Cutting corners often ends up costing more in both time and energy, and in too many incidences, the needle isn’t even moved in terms of personal and professional learning, development, and the sustainable behavioral habit changes required to make students more knowledge-full human beings. There simply are no short cuts when it comes to attaining the acquired wisdom of Life Smarts - but you choose can make it either difficult or easy depending upon your ingrained Mindsets. The good news is everyone can change the way they think, choose and behave, no matter what challenges you may be facing. However, kicking and screaming and resisting learning, development and change only compounds the problem.
Fortunately, new trends in workplace Learning and Development are finally embracing behavioral habit change and educational neuroscience as vital components of sustainable knowledge-building. And while Artificial Intelligence (AI) is being implemented by some for its potential role in streamlining on-demand e-delivery trainings, others (myself included) are advocating for a return of more human touch in Learning Project Development, Design and Delivery programs. Having had the honor and privilege to teach in live, onsite environments, in addition to scientific, evidence-based curricula, the power of anecdotal evidence in the forms of storytelling and shared experiences cannot be diminished in terms of the spontaneous, unscripted, and yet deep and lasting learning that occurs in these “aha” interconnection moments. And while online educational formats are essential to reach large groups of learners, they cannot replicate this phenomenon due to dimensions of both verbal and non-verbal interactions and communication that simply can’t occur when participants are attending via a computer, tablet, or cell phone computer screen and not together in the same physical space.
Learning Choices and Leadership Influence
In both individual and workplace learning, an initial step is determining precisely what the knowledge and behavioral habit change needs are, which requires asking lots of questions. It’s never one size fits all. When consciously choosing to develop and refine individual Mindsets and Skillsets that become sustainable Life Smarts we can apply wherever we find ourselves, a self-review along with honest, kind, constructive, and interactive feedback is the first order of operations. This gives us a roadmap to build and follow … and again, we follow those steps as far and as long as it takes, knowing the destination is secondary to the voyage itself and the learning opportunities and adventures we will have along the way.

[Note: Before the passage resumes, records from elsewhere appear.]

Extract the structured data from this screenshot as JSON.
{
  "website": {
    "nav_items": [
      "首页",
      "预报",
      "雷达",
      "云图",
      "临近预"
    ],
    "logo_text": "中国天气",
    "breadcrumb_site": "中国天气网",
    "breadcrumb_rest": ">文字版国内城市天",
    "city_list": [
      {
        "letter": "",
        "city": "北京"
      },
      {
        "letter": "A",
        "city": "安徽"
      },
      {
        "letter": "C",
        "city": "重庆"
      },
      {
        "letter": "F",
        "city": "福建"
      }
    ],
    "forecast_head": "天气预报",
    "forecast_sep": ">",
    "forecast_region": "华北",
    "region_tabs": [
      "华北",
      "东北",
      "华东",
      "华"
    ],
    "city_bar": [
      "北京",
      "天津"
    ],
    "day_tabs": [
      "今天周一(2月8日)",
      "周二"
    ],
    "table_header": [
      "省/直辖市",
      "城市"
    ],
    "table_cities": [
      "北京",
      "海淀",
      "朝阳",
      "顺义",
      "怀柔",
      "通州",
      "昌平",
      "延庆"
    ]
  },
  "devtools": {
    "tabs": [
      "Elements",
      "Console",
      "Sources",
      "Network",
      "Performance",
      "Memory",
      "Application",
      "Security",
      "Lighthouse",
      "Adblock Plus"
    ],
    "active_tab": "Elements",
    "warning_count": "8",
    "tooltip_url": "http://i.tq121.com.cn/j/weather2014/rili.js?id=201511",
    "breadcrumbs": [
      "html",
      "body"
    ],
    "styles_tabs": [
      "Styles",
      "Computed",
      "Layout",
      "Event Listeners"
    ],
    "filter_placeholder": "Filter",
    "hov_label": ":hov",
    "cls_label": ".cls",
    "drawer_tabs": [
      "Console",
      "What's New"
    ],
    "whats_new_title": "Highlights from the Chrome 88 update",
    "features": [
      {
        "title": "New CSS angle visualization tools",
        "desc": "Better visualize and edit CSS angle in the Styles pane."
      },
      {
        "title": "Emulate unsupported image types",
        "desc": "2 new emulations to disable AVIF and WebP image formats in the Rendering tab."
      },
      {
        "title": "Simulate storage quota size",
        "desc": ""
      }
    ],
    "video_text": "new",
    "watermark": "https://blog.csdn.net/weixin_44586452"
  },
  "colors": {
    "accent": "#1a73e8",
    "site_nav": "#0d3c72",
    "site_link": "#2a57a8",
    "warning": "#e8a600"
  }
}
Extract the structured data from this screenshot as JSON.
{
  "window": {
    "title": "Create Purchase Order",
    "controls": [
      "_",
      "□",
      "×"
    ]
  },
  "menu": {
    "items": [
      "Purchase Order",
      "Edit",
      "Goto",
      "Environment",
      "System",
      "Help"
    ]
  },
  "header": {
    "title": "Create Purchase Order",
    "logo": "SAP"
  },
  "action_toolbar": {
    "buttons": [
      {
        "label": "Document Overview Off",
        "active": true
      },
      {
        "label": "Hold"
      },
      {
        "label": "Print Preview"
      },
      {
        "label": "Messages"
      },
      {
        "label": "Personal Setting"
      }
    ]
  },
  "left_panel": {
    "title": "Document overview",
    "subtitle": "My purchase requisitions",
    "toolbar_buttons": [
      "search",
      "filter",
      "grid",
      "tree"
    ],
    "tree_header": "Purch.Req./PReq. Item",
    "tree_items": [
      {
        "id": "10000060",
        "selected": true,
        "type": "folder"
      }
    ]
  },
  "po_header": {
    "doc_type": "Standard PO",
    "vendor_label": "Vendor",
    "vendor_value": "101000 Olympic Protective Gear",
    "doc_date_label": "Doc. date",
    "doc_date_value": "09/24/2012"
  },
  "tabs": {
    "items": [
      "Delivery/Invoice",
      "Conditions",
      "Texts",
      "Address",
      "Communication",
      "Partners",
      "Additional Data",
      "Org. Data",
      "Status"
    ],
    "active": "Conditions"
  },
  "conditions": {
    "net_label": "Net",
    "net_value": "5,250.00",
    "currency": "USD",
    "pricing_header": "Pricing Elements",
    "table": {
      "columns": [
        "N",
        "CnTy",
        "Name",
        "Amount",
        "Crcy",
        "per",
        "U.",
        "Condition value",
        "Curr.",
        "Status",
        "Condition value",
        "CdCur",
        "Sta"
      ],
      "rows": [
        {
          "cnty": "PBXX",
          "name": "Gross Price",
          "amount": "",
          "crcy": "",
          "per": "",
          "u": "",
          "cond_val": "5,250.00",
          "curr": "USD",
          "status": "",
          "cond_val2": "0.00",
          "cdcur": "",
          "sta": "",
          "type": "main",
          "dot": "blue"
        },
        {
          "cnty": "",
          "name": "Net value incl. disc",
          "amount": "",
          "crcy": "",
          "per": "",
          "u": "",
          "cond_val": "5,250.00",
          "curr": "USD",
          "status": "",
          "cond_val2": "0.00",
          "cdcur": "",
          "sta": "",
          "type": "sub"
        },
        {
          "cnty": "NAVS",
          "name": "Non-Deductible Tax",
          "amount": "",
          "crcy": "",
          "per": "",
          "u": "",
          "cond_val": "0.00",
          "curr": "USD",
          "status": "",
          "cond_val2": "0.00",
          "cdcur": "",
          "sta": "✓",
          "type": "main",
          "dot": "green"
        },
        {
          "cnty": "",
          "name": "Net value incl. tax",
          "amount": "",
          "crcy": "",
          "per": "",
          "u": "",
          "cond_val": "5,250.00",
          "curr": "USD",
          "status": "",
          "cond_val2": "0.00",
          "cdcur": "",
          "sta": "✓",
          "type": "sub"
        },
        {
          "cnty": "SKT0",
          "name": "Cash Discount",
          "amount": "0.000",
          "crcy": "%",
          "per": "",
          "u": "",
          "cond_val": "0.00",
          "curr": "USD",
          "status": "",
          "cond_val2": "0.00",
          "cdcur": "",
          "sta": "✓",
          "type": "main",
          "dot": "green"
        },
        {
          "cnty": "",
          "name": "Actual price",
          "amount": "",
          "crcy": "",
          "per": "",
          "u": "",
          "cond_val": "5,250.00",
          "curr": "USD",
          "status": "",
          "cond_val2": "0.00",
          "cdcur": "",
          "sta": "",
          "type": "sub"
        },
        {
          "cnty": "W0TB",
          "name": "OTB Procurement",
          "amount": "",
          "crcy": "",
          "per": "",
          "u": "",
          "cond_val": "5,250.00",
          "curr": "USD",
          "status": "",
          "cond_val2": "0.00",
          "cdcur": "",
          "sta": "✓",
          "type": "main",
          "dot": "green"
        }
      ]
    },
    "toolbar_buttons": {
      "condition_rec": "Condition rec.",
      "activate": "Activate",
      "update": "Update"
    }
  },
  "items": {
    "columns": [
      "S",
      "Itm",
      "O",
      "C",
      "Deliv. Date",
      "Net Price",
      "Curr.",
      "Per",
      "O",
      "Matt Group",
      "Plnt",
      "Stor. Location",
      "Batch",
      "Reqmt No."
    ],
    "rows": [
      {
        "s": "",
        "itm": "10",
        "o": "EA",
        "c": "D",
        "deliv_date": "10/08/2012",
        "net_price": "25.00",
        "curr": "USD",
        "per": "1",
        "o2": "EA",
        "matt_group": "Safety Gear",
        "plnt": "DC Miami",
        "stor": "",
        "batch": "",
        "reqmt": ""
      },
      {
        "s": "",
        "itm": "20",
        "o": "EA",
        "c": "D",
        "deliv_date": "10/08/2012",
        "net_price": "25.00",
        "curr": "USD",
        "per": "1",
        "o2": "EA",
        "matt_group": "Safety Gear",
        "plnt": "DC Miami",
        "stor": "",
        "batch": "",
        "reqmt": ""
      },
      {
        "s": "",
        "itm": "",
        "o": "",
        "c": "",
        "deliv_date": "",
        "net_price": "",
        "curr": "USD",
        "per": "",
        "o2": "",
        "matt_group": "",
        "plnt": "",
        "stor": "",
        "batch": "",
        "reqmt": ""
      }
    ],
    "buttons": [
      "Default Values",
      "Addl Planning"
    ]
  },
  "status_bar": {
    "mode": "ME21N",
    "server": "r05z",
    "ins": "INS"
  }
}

But a prelude to that is actually choosing which door you want to walk through, and the learning formats that will best serve your (and in workplace situations, your team’s) needs and goals. We all lead by our example in whatever field of influence we have, and the choices we make form the examples we lead by in any given moment – and none are unimportant. Leadership is not born, it is developed.
The Big Questions are: What example are you leading by? Who and what is shaping your leadership development?
Learned leadership skills doesn't automatically mean the influence that develops how someone leads is positive, beneficial, and humane. Life Smarts help us to choose and lead wisely and be an inspiration to everyone our life has an enlivening impact and influence upon, regardless of our age, vocation, gender, position, or status in both our personal and professional lives.